**THE PROBLEM:** For each line in the records that contains "JSON", make a copy.

**DATA IN THIS EXERCISE:**

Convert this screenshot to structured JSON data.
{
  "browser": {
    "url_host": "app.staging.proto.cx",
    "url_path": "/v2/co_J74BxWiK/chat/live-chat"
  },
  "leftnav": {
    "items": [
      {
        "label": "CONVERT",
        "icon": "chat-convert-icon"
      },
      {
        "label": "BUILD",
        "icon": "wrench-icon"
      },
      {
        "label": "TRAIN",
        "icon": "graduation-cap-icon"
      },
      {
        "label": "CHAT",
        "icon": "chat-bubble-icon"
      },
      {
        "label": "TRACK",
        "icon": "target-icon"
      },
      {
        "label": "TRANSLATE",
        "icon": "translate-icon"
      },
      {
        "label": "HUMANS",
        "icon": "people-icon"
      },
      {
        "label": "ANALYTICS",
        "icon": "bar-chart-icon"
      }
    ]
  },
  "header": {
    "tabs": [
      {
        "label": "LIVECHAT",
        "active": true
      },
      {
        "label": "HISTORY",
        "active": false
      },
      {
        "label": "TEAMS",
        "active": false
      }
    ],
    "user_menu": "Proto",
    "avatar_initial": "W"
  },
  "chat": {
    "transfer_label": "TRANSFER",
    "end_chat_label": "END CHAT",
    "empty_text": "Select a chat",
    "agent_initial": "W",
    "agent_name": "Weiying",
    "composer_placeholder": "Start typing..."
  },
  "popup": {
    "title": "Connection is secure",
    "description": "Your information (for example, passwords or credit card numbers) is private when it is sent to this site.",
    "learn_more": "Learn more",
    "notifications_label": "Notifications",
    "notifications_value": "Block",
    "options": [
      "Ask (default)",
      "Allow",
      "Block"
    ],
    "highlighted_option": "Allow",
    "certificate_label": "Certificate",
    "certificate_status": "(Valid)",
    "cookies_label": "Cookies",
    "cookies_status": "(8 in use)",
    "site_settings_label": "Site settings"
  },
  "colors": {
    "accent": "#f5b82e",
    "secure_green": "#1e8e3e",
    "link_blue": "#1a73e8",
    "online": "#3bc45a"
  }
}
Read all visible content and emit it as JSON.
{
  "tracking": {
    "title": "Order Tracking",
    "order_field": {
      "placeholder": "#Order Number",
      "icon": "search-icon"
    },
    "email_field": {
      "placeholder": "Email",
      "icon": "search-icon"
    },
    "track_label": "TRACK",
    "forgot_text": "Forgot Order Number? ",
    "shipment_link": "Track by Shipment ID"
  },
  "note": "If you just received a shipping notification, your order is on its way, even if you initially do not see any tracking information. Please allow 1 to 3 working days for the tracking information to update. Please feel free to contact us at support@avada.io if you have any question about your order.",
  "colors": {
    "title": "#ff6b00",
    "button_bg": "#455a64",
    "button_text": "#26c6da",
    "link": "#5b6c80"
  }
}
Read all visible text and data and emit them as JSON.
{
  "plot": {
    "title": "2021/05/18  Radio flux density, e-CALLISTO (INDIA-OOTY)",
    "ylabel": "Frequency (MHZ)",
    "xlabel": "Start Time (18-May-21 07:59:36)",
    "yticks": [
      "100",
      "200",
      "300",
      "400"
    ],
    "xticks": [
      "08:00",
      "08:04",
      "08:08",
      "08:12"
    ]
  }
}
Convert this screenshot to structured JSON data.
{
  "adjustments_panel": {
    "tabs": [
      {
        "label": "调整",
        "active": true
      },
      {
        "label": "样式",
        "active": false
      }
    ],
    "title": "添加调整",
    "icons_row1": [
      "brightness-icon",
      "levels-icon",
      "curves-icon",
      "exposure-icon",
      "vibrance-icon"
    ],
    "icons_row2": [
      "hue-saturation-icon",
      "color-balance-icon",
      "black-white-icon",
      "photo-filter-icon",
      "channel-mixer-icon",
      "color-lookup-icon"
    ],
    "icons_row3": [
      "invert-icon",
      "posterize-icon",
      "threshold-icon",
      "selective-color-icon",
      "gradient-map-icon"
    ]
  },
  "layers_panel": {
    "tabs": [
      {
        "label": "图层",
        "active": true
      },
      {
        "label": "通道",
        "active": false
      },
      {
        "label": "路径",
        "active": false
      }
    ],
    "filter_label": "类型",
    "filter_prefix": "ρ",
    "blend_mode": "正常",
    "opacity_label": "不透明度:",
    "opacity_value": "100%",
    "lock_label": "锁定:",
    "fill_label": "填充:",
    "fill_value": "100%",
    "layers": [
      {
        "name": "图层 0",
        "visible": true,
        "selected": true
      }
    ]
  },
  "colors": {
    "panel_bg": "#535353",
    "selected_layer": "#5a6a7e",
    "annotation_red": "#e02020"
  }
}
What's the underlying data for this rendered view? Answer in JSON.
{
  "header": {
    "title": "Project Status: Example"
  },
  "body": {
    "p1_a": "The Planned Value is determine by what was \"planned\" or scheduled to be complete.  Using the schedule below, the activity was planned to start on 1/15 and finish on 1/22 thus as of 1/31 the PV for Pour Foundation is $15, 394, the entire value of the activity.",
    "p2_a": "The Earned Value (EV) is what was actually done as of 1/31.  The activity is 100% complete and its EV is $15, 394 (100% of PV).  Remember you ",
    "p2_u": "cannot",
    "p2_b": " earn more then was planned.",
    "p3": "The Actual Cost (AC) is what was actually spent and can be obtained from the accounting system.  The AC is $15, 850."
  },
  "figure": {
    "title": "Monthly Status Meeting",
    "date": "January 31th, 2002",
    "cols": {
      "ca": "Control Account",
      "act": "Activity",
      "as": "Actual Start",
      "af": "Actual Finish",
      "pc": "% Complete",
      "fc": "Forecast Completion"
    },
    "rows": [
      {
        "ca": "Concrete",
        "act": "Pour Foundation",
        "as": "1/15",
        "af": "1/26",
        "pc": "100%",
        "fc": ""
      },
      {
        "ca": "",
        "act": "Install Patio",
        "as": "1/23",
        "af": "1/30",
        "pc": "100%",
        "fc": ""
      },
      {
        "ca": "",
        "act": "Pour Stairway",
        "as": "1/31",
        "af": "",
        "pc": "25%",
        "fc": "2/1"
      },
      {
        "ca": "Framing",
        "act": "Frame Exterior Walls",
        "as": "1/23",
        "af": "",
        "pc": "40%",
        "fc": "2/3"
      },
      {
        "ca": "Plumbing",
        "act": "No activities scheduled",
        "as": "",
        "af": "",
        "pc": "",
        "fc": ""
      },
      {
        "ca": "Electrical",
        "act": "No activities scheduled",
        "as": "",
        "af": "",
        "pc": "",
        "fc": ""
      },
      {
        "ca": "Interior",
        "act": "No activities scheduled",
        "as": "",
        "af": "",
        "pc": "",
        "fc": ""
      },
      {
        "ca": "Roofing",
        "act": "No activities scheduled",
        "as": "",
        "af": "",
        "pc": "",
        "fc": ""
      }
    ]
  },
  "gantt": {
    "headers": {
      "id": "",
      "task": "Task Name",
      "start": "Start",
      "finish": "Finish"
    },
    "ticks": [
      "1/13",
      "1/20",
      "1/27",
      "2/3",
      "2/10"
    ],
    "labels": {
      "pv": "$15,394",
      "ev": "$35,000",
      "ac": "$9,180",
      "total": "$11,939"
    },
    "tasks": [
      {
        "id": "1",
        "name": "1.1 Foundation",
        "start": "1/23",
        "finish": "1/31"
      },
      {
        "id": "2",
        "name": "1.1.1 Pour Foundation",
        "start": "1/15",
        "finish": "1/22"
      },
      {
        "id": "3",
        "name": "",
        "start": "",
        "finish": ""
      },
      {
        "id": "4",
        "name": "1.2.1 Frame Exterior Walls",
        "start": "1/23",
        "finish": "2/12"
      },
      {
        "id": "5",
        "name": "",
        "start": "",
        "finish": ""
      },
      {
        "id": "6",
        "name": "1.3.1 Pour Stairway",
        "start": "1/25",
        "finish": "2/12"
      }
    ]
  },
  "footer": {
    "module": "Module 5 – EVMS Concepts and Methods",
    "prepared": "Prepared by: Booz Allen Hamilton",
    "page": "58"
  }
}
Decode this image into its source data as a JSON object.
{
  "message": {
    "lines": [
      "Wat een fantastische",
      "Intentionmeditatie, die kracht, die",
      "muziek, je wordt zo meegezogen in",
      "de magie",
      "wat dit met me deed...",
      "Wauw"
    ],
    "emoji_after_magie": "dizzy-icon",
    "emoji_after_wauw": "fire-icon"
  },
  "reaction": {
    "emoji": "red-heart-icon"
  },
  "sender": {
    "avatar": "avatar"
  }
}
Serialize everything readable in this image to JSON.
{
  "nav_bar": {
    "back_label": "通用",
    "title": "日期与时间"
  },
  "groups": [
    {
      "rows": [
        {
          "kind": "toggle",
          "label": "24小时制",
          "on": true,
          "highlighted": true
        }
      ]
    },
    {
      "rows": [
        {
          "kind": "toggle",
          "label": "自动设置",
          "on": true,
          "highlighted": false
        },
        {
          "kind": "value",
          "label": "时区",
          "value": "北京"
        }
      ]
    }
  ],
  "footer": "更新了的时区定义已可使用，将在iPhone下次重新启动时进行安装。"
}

**WRITTEN RESPONSE:**
Convert this screenshot to structured JSON data.
Read all visible content and emit it as JSON.
Read all visible text and data and emit them as JSON.
Convert this screenshot to structured JSON data.
What's the underlying data for this rendered view? Answer in JSON.
Decode this image into its source data as a JSON object.
Serialize everything readable in this image to JSON.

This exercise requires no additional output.